BEGIN SUPPLIED INFORMATION

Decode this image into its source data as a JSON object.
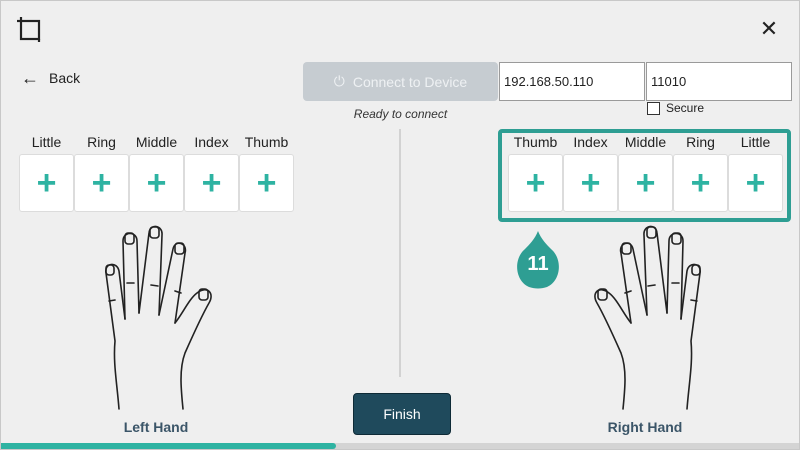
{
  "window": {
    "close_symbol": "✕"
  },
  "icons": {
    "app": "crop-square-icon",
    "back": "arrow-left-icon",
    "power": "power-icon",
    "close": "close-icon",
    "add": "plus-icon"
  },
  "nav": {
    "back_arrow": "←",
    "back_label": "Back"
  },
  "connection": {
    "connect_label": "Connect to Device",
    "power_symbol": "⏻",
    "status": "Ready to connect",
    "ip_value": "192.168.50.110",
    "port_value": "11010",
    "secure_label": "Secure",
    "secure_checked": false
  },
  "left_hand": {
    "fingers": [
      "Little",
      "Ring",
      "Middle",
      "Index",
      "Thumb"
    ],
    "caption": "Left Hand"
  },
  "right_hand": {
    "fingers": [
      "Thumb",
      "Index",
      "Middle",
      "Ring",
      "Little"
    ],
    "caption": "Right Hand"
  },
  "add_symbol": "+",
  "callout_number": "11",
  "finish_label": "Finish",
  "progress": {
    "fraction": 0.42
  },
  "colors": {
    "accent": "#2eb3a2",
    "highlight": "#2e9e93",
    "finish_bg": "#1f4a5c",
    "caption": "#3b5568",
    "disabled_btn": "#c6ccd1"
  }
}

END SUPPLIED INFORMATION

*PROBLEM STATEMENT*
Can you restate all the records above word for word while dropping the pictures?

*RESULT FOR THIS EXERCISE*
Decode this image into its source data as a JSON object.
{
  "window": {
    "close_symbol": "✕"
  },
  "icons": {
    "app": "crop-square-icon",
    "back": "arrow-left-icon",
    "power": "power-icon",
    "close": "close-icon",
    "add": "plus-icon"
  },
  "nav": {
    "back_arrow": "←",
    "back_label": "Back"
  },
  "connection": {
    "connect_label": "Connect to Device",
    "power_symbol": "⏻",
    "status": "Ready to connect",
    "ip_value": "192.168.50.110",
    "port_value": "11010",
    "secure_label": "Secure",
    "secure_checked": false
  },
  "left_hand": {
    "fingers": [
      "Little",
      "Ring",
      "Middle",
      "Index",
      "Thumb"
    ],
    "caption": "Left Hand"
  },
  "right_hand": {
    "fingers": [
      "Thumb",
      "Index",
      "Middle",
      "Ring",
      "Little"
    ],
    "caption": "Right Hand"
  },
  "add_symbol": "+",
  "callout_number": "11",
  "finish_label": "Finish",
  "progress": {
    "fraction": 0.42
  },
  "colors": {
    "accent": "#2eb3a2",
    "highlight": "#2e9e93",
    "finish_bg": "#1f4a5c",
    "caption": "#3b5568",
    "disabled_btn": "#c6ccd1"
  }
}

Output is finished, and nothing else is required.